Massachusetts Eye and Ear, founded in 1824, is an international center for treatment and research and a teaching hospital of Harvard Medical School. A member of Mass General Brigham, Mass. Eye and Ear specializes in ophthalmology (eye care) and otolaryngology–head and neck surgery (ear, nose and throat care). Mass. Eye and Ear clinicians provide care ranging from the routine to the very complex. Also home to the world's largest community of hearing and vision researchers, Mass. Eye and Ear scientists are driven by a mission to discover the basic biology underlying conditions affecting the eyes, ears, nose, throat, head and neck and to develop new treatments and cures. In the 2019–2020 “Best Hospitals Survey,” U.S. News & World Report ranked Mass. Eye and Ear #4 in the nation for eye care and #2 for ear, nose and throat care. For more information about life-changing care and research at Mass. Eye and Ear, visit our blog, Focus, and follow us on Instagram, Twitter and Facebook.
About Massachusetts General Hospital
Massachusetts General Hospital, founded in 1811, is the original and largest teaching hospital of Harvard Medical School. The MGH Research Institute conducts the largest hospital-based research program in the nation, with an annual research budget of more than $1 billion and comprises more than 8,500 researchers working across more than 30 institutes, centers and departments. In August 2019 the MGH was once again named #2 in the nation by U.S. News & World Report in its list of "America’s Best Hospitals."
About Harvard Medical School Department of Ophthalmology

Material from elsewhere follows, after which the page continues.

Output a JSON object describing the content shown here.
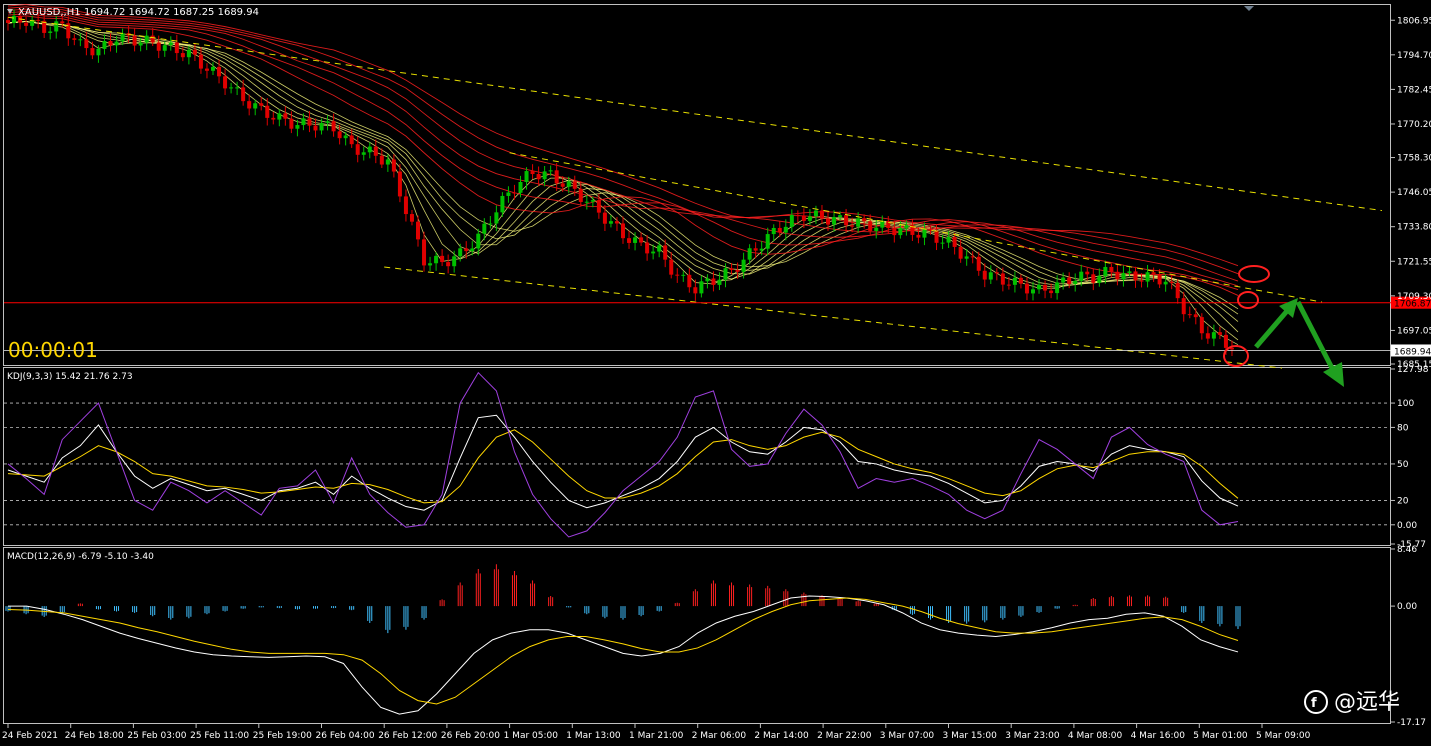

The Harvard Medical School Department of Ophthalmology is one of the leading and largest academic departments of ophthalmology in the nation. Composed of nine affiliates (Massachusetts Eye and Ear, which is home to Schepens Eye Research Institute; Massachusetts General Hospital; Brigham and Women’s Hospital; Boston Children’s Hospital; Beth Israel Deaconess Medical Center; Joslin Diabetes Center/Beetham Eye Institute; Veterans Affairs Boston Healthcare System; Veterans Affairs Maine Healthcare System; and Cambridge Health Alliance) and several international partners, the department draws upon the resources of a global team to pursue a singular goal—eradicate blinding diseases so that all children born today will see throughout their lifetimes. Formally established in 1871, the department is committed to its three-fold mission of providing premier clinical care, conducting transformational research, and providing world-class training for tomorrow’s leaders in ophthalmology.
AveXis, a Novartis company, is the world’s leading gene therapy company, redefining the possibilities for patients and families affected by life-threatening genetic diseases through our innovative gene therapy platform. Founded in 2013 and headquartered in Bannockburn, IL, the goal of AveXis’ cutting-edge science is to address the underlying, genetic root cause of diseases. AveXis pioneered foundational research, establishing AAV9 as an ideal vector for gene transfer in diseases affecting the central nervous system, laying the groundwork to build a best-in-class, transformational gene therapy pipeline. The company developed the only gene therapy for spinal muscular atrophy (SMA) which has been approved for use in the U.S., Japan and Europe. AveXis is also developing therapies for other genetic diseases, including Rett syndrome, a genetic form of amyotrophic lateral sclerosis (ALS) SOD1 and Friedreich’s ataxia. For additional information, please visit www.avexis.com.